Human constructions increase the length of time for which floodwater remains on the surface. This can degrade the fine root systems of trees and other plants within the ecosystems. Pooling of brackish water can also lead to increasing salinity where water has been held back. Elsewhere, areas are also artificially kept dry, which can also lead to increased plant stress for those ecosystems too. 

Wetland vegetation—so crucial for a huge range of reasons—thrives in more stable conditions and human-built features can reduce their ability to bounce back. 

Take-aways for coastal communities

Mangrove in Florida
Tim Graham / Getty Images.

This study is yet one more wake-up call to coastal communities, highlighting the importance of very careful planning when it comes to construction in and near these delicate coastal wetlands. Building flood prevention barriers and levees may be short-term solutions for flooding issues. But its impacts on the natural flood defensive ecosystems could mean they worsen problems significantly longer term. 

Long-term planning for storm preparedness and flood defense must embrace and protect the natural environments along the coastline. Everyone needs to recognize just how much we all depend on the natural ecosystems around us, and just how much can be lost if we do not act, and act fast, to remediate damage and preserve the natural ecosystems upon which we all rely. 

Coastal communities must better understand the interrelations between the natural and built environment and the impact of geology and plant life on the severity of storm effects. The study suggests that adding new metrics to the traditional hurricane rating system to account for storm surges and geology could help. 

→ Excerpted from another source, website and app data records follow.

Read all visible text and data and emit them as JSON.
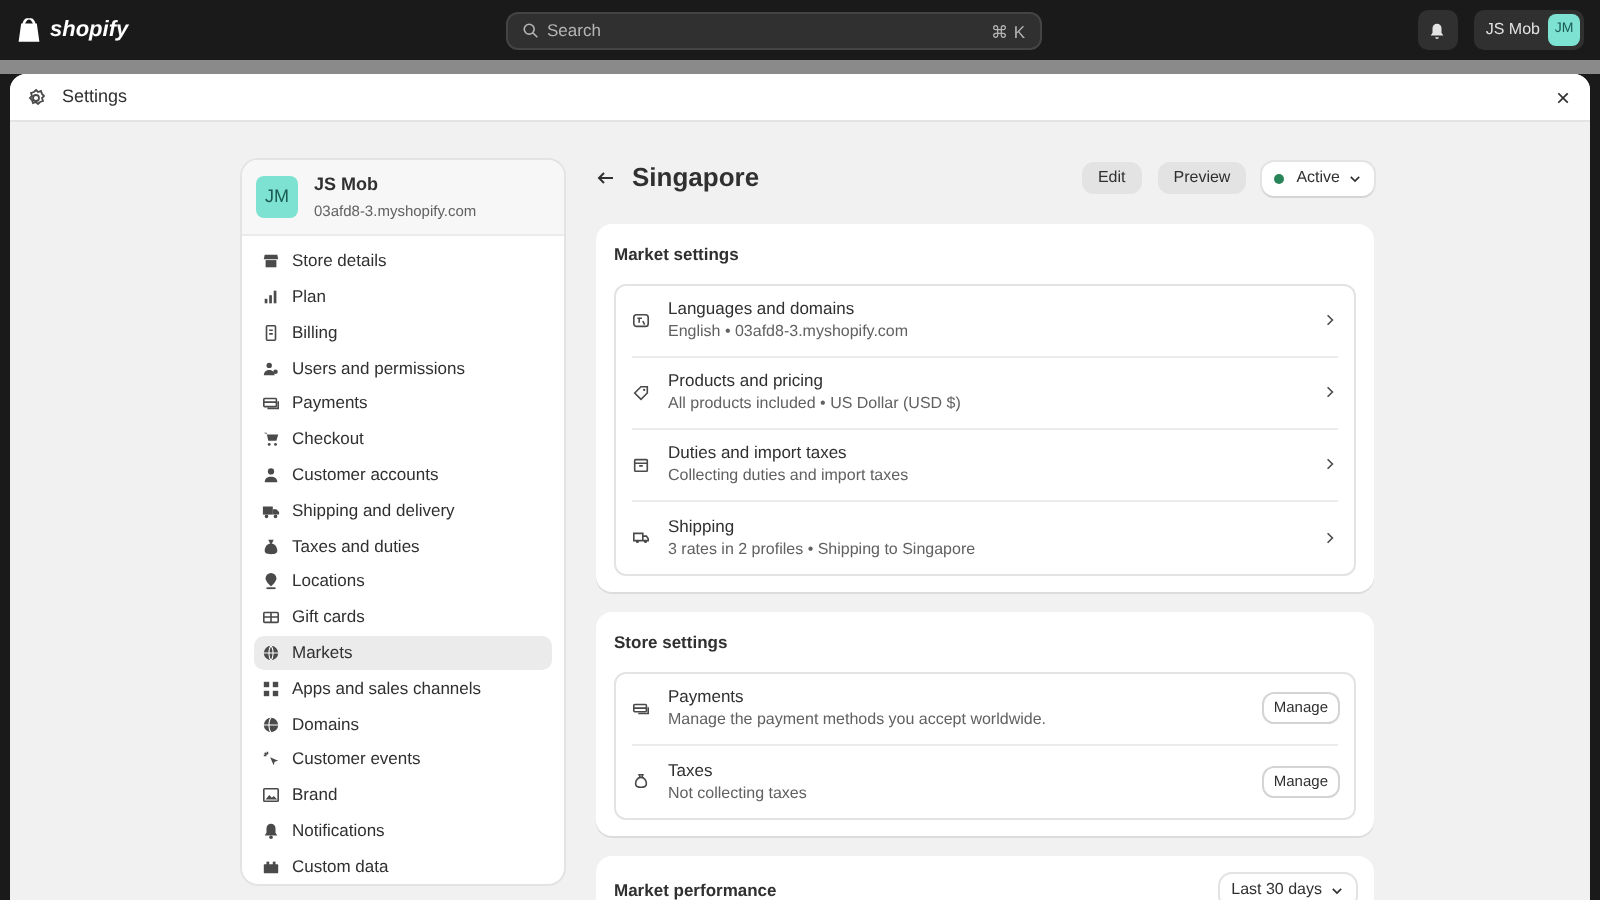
{
  "topbar": {
    "logo_text": "shopify",
    "search": {
      "placeholder": "Search",
      "shortcut": "⌘ K"
    },
    "user": {
      "name": "JS Mob",
      "initials": "JM"
    }
  },
  "modal": {
    "title": "Settings",
    "close": "×"
  },
  "sidebar": {
    "store": {
      "initials": "JM",
      "name": "JS Mob",
      "domain": "03afd8-3.myshopify.com"
    },
    "items": [
      {
        "label": "Store details",
        "selected": false
      },
      {
        "label": "Plan",
        "selected": false
      },
      {
        "label": "Billing",
        "selected": false
      },
      {
        "label": "Users and permissions",
        "selected": false
      },
      {
        "label": "Payments",
        "selected": false
      },
      {
        "label": "Checkout",
        "selected": false
      },
      {
        "label": "Customer accounts",
        "selected": false
      },
      {
        "label": "Shipping and delivery",
        "selected": false
      },
      {
        "label": "Taxes and duties",
        "selected": false
      },
      {
        "label": "Locations",
        "selected": false
      },
      {
        "label": "Gift cards",
        "selected": false
      },
      {
        "label": "Markets",
        "selected": true
      },
      {
        "label": "Apps and sales channels",
        "selected": false
      },
      {
        "label": "Domains",
        "selected": false
      },
      {
        "label": "Customer events",
        "selected": false
      },
      {
        "label": "Brand",
        "selected": false
      },
      {
        "label": "Notifications",
        "selected": false
      },
      {
        "label": "Custom data",
        "selected": false
      }
    ]
  },
  "page": {
    "title": "Singapore",
    "buttons": [
      "Edit",
      "Preview"
    ],
    "status": {
      "label": "Active",
      "color": "#29845a"
    }
  },
  "sections": [
    {
      "title": "Market settings",
      "rows": [
        {
          "kind": "link",
          "title": "Languages and domains",
          "subtitle": "English • 03afd8-3.myshopify.com"
        },
        {
          "kind": "link",
          "title": "Products and pricing",
          "subtitle": "All products included • US Dollar (USD $)"
        },
        {
          "kind": "link",
          "title": "Duties and import taxes",
          "subtitle": "Collecting duties and import taxes"
        },
        {
          "kind": "link",
          "title": "Shipping",
          "subtitle": "3 rates in 2 profiles • Shipping to Singapore"
        }
      ]
    },
    {
      "title": "Store settings",
      "rows": [
        {
          "kind": "manage",
          "title": "Payments",
          "subtitle": "Manage the payment methods you accept worldwide.",
          "button": "Manage"
        },
        {
          "kind": "manage",
          "title": "Taxes",
          "subtitle": "Not collecting taxes",
          "button": "Manage"
        }
      ]
    }
  ],
  "performance": {
    "title": "Market performance",
    "range": "Last 30 days"
  }
}
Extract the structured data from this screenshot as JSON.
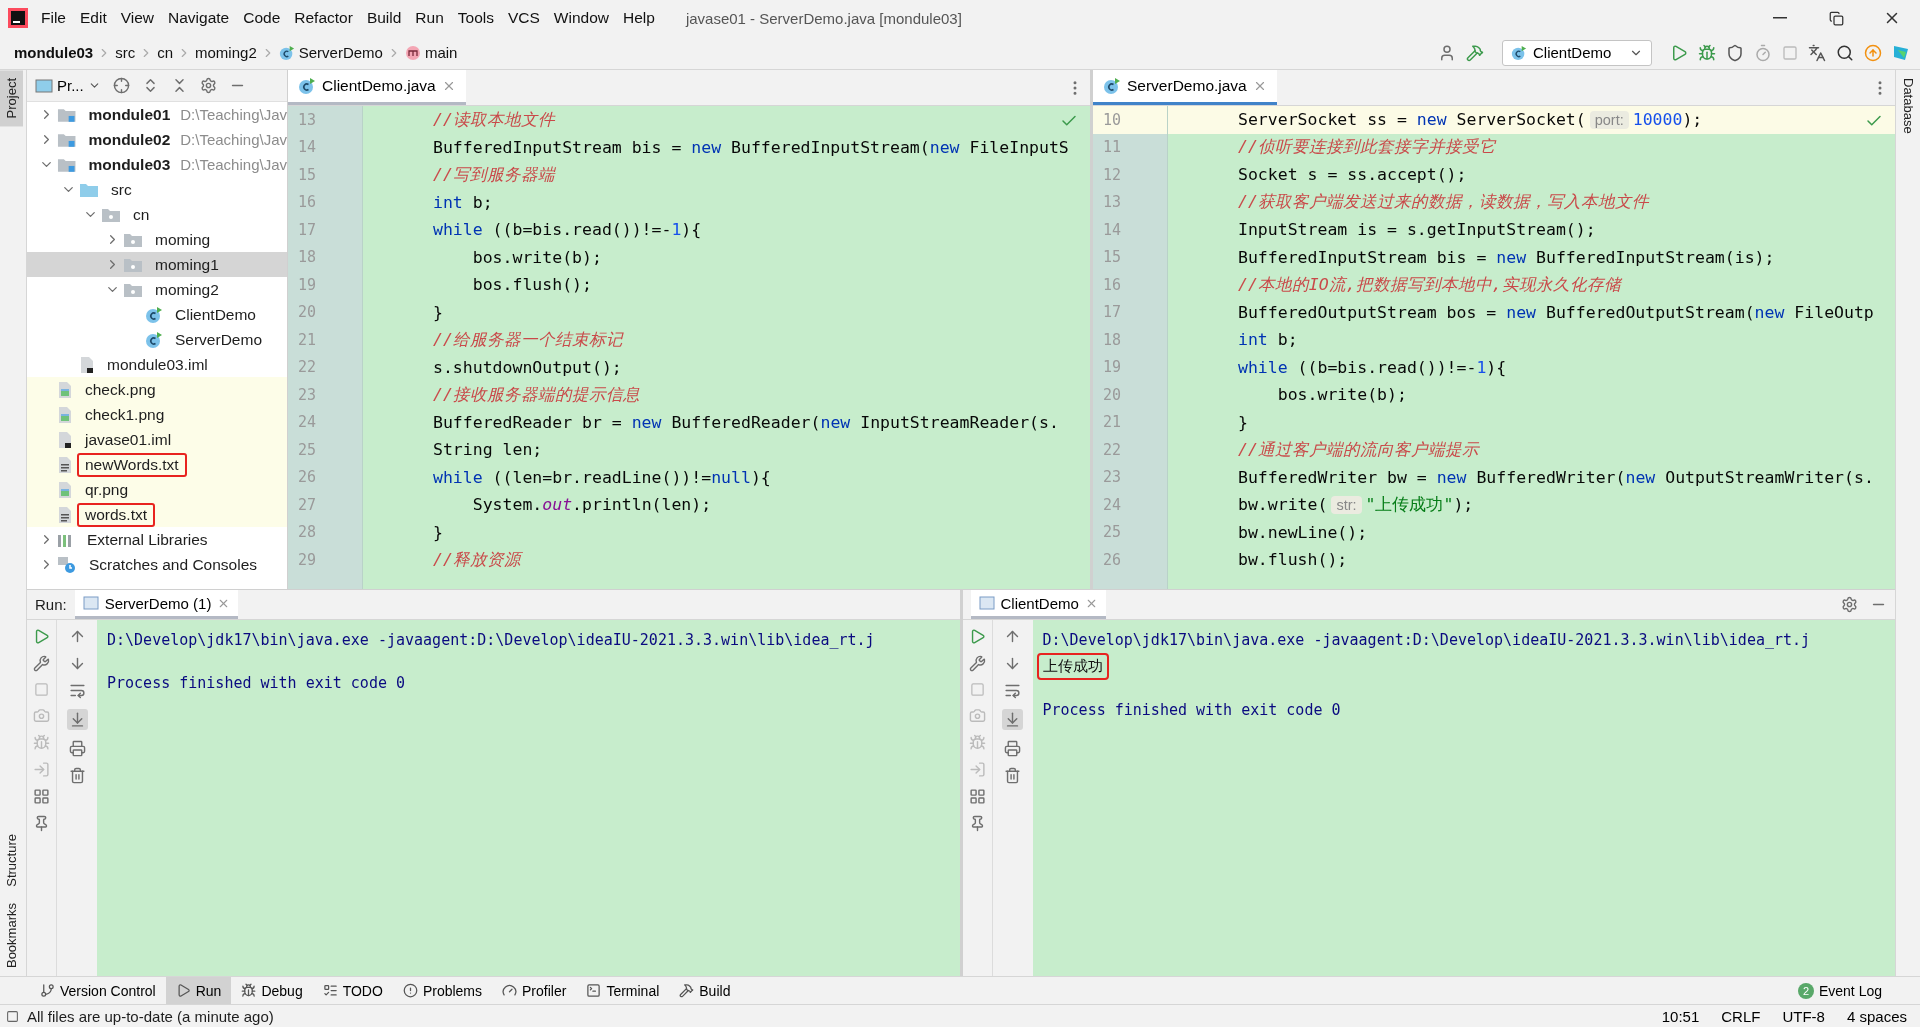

The researchers also suggest establishing field research stations in low-lying areas so that the biological and physical processes in these vulnerable areas can be better understood. Another strategy they suggest for coastal resilience is regularly performing remote sensing surveys to monitor drainage basins and identify areas where water connectivity should be improved. Where things can be improved, the study also suggests new tidal channels should be created to improve freshwater flow. 

"What we have learned in Florida can be useful to North Carolina and other coastal regions," said David Lagomasino, lead author of the study, in a statement. "Our results indicate that the elevation of the landscape, the connectivity of water across the landscape, and the height of storm surge can indicate vulnerable areas. In other words, low elevation areas that are disconnected or do not have the capability to drain after being flooded are more susceptible to long-term damage."

"This is useful for understanding the resilience of coastal forests and wetlands in North Carolina and may also be important in predicting urban areas that may also be less resilient to these extreme events."

By looking more closely at coastal ecosystems, and taking steps to protect them, coastal communities can boost resilience, remediate existing damage, and prevent much potential further damage in the future. 

View Article Sources
  1. Lagomasino, David, et al. "Storm Surge and Ponding Explain Mangrove Dieback in Southwest Florida Following Hurricane Irma." Nature Communications, vol. 12, no. 1, 2021, doi:10.1038/s41467-021-24253-y